DATA LISTING:

----

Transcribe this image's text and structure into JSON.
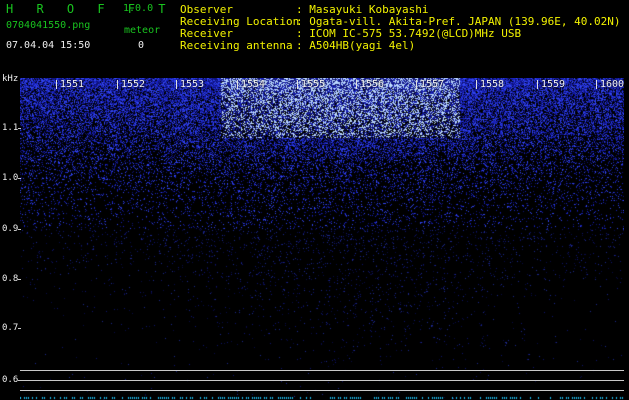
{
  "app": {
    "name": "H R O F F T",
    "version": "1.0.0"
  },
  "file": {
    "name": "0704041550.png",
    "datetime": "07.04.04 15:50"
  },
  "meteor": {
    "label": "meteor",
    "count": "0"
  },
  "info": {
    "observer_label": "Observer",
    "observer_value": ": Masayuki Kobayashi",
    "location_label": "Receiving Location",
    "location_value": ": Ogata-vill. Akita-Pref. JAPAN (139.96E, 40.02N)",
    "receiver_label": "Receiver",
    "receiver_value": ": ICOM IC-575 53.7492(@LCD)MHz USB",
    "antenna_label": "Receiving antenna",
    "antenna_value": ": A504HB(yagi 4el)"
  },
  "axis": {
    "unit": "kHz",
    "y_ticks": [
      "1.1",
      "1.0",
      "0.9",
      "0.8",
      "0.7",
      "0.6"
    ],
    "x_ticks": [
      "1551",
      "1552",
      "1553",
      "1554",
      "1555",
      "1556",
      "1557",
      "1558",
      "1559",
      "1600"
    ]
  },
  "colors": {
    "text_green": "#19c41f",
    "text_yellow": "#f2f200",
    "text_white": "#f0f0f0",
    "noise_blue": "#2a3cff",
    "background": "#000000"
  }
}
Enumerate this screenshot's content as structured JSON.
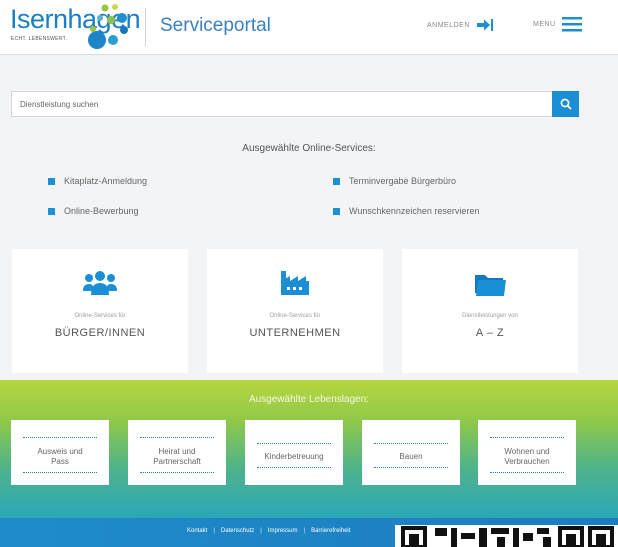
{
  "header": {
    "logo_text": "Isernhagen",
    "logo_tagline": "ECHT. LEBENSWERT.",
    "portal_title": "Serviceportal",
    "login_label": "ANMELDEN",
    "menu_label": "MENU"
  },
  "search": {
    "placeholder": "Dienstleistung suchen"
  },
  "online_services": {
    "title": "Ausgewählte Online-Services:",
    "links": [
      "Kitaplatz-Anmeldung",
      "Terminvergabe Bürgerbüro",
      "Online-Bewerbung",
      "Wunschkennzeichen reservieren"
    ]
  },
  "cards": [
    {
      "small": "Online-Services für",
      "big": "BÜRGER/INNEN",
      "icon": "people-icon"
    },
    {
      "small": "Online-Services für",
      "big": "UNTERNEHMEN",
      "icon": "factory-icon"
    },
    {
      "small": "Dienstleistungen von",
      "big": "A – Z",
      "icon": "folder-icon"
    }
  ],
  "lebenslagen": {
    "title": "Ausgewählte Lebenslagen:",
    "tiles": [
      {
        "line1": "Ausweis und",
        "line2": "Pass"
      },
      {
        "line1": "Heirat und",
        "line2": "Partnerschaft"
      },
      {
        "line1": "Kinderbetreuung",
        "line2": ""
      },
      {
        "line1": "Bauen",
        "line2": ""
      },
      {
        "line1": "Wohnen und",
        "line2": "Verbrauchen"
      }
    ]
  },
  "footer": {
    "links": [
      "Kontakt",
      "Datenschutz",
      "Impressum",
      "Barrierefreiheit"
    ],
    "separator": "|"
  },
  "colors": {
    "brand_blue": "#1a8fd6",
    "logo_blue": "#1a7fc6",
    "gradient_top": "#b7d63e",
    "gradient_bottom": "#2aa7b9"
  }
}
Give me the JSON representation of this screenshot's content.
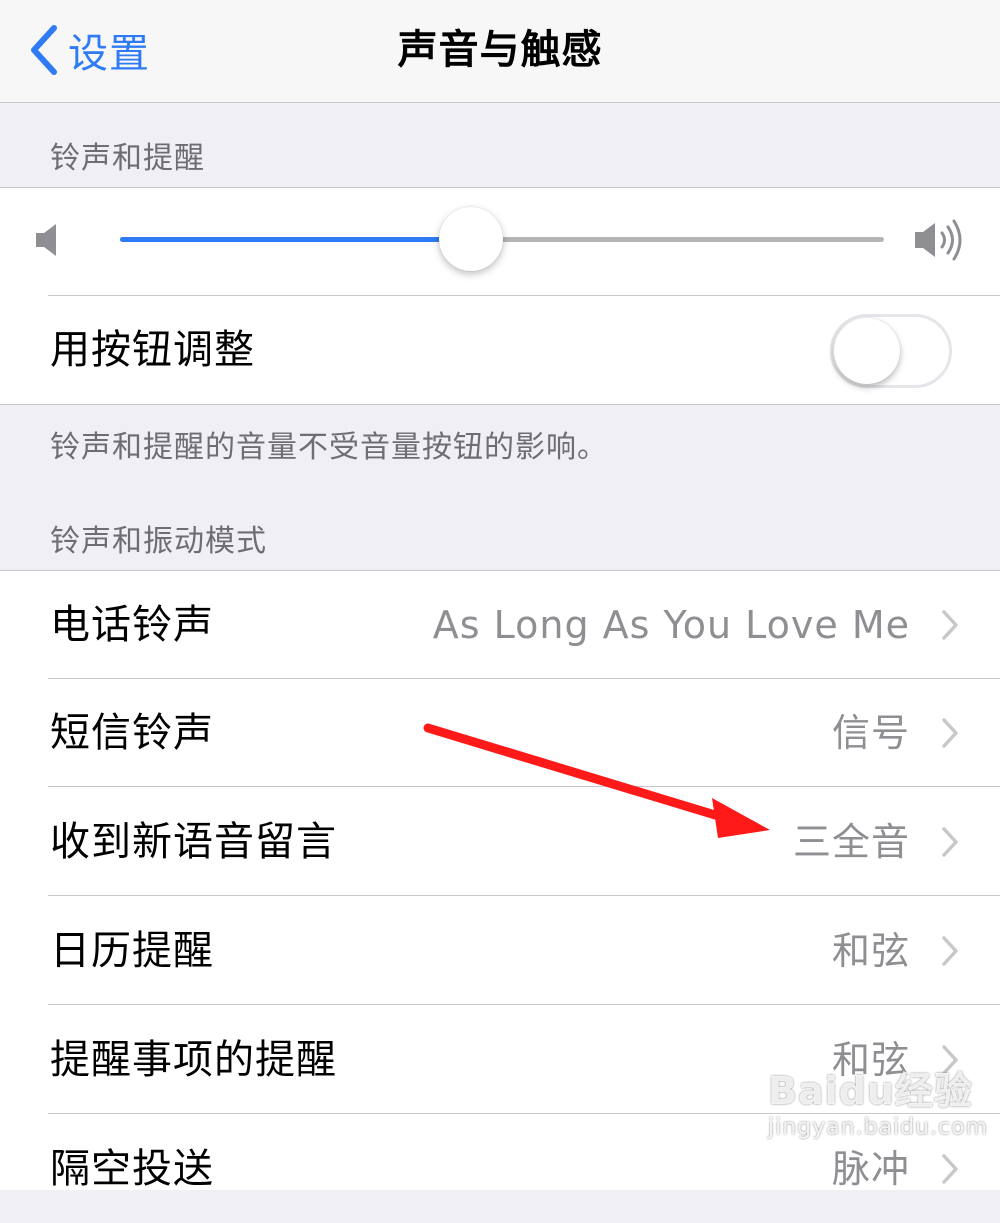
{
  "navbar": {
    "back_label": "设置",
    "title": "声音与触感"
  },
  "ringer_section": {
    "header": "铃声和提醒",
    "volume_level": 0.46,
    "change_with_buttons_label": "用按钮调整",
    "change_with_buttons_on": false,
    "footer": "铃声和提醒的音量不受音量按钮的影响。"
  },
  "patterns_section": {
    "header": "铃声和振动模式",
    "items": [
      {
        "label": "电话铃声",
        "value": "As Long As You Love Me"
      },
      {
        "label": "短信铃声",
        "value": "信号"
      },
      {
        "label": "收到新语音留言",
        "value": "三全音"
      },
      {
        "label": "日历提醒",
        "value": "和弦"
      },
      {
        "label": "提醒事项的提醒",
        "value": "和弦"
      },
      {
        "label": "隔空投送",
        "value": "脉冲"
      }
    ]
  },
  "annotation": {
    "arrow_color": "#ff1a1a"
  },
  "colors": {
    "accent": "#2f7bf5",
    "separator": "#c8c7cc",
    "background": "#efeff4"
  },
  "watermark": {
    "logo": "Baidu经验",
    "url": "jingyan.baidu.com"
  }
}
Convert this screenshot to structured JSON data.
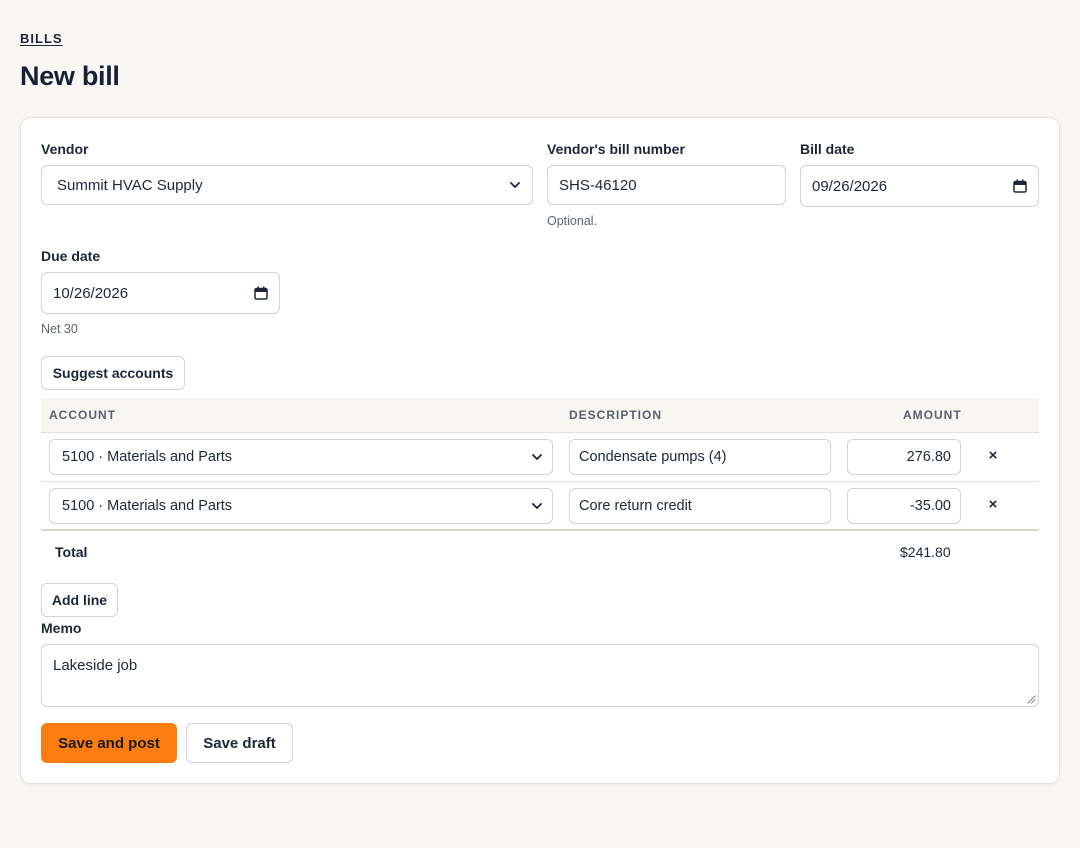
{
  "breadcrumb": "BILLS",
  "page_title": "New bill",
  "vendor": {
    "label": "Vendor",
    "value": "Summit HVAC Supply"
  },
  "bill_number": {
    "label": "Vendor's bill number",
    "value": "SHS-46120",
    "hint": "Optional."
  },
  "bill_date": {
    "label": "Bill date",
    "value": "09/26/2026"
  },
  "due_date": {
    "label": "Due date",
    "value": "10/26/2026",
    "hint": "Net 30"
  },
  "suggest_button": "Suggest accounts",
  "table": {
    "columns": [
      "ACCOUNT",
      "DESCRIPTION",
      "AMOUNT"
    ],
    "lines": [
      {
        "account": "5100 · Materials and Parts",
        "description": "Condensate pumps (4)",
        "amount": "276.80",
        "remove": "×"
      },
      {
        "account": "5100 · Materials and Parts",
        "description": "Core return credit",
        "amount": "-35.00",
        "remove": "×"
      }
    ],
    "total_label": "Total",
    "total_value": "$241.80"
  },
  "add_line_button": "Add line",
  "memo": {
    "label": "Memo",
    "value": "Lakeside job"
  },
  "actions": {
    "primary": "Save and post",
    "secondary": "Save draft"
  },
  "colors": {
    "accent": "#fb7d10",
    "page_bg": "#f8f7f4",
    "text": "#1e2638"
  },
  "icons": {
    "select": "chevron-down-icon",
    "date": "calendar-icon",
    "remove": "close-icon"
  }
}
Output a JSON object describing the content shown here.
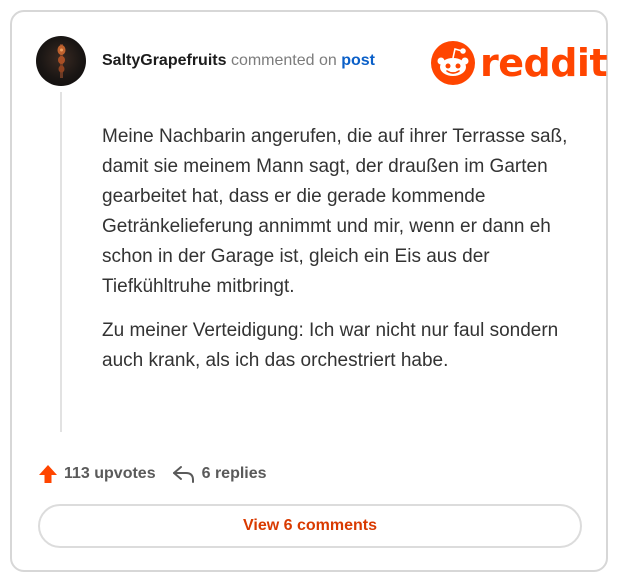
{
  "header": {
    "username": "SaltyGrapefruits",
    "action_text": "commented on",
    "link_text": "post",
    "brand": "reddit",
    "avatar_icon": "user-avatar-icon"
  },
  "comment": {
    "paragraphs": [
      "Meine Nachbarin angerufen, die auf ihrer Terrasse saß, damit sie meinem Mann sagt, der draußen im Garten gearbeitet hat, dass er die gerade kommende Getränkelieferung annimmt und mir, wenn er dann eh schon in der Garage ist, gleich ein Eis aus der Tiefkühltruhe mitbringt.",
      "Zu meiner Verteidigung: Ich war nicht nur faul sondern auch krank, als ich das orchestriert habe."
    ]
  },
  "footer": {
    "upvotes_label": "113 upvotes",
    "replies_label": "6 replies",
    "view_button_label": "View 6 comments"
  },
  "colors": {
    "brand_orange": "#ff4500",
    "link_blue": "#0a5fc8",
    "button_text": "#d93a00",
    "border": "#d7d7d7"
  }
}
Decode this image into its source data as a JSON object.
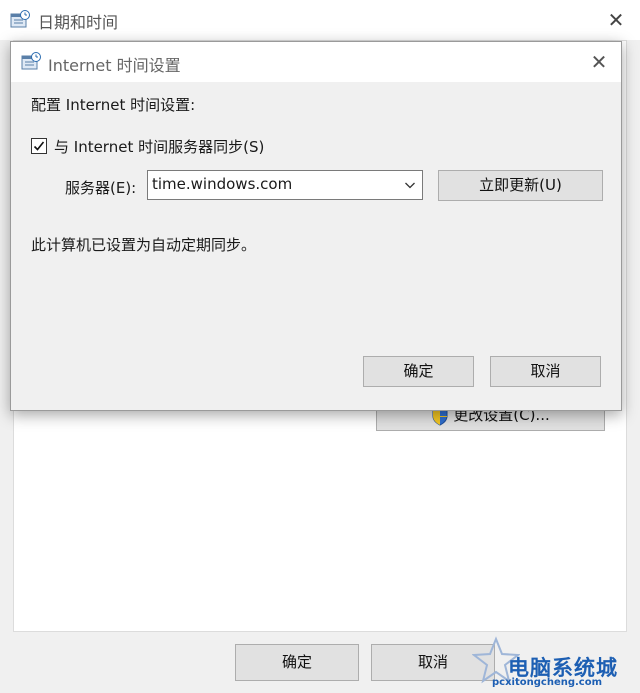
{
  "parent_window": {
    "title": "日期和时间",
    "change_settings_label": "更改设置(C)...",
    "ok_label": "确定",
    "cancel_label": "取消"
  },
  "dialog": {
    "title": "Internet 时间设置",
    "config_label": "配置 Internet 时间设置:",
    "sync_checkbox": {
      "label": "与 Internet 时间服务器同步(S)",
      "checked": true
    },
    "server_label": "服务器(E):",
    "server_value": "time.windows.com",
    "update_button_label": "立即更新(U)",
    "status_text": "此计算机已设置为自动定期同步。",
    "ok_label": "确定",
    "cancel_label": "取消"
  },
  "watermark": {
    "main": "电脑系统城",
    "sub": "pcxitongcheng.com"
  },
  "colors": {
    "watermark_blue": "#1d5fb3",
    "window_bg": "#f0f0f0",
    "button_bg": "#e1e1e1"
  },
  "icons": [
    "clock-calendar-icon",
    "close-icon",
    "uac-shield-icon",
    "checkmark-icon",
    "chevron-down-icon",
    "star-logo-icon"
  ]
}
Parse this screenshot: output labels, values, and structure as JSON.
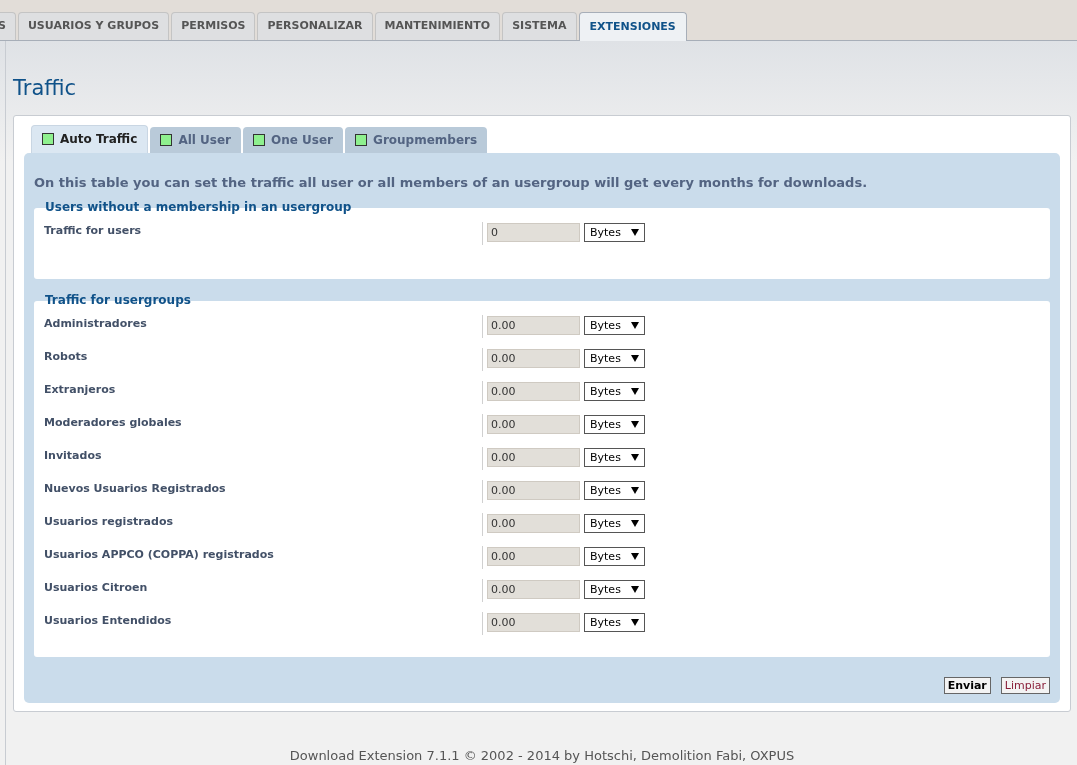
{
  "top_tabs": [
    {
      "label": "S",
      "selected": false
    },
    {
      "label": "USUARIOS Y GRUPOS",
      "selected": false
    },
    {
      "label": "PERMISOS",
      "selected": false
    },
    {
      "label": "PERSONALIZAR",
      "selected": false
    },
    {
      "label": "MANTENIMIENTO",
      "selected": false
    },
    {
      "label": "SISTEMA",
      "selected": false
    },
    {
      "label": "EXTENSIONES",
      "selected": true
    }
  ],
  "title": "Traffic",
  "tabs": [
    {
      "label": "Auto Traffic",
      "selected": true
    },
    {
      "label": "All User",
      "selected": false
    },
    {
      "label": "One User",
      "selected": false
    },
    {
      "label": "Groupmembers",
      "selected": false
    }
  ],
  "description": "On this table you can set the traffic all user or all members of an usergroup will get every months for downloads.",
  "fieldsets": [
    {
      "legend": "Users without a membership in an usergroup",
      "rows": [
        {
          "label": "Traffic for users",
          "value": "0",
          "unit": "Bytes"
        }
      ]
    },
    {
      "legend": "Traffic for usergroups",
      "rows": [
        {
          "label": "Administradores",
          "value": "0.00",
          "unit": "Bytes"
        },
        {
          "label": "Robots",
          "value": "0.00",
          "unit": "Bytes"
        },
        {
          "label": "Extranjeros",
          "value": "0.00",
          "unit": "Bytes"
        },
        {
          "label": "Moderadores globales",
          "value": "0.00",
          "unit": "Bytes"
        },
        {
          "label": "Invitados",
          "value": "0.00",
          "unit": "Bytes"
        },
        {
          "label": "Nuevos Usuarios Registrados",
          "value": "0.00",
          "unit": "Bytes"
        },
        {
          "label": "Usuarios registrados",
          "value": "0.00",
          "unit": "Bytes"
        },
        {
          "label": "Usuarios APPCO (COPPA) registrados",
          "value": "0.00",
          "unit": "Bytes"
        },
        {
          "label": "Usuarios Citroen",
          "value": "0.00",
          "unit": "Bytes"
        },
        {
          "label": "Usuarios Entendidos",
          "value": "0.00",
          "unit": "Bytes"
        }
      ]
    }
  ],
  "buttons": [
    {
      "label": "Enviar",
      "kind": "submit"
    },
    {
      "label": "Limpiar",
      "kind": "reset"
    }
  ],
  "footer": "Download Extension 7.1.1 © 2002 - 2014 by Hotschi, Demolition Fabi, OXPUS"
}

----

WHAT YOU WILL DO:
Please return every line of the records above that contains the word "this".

SOLUTION BELOW:
Transcribe this image's text and structure into JSON.
Enumerate this screenshot's content as structured JSON.
Give me the JSON representation of this screenshot's content.
Convert this screenshot to structured JSON data.
Decode this image into its source data as a JSON object.
Parse this screenshot: output labels, values, and structure as JSON.
  "description": "On this table you can set the traffic all user or all members of an usergroup will get every months for downloads.",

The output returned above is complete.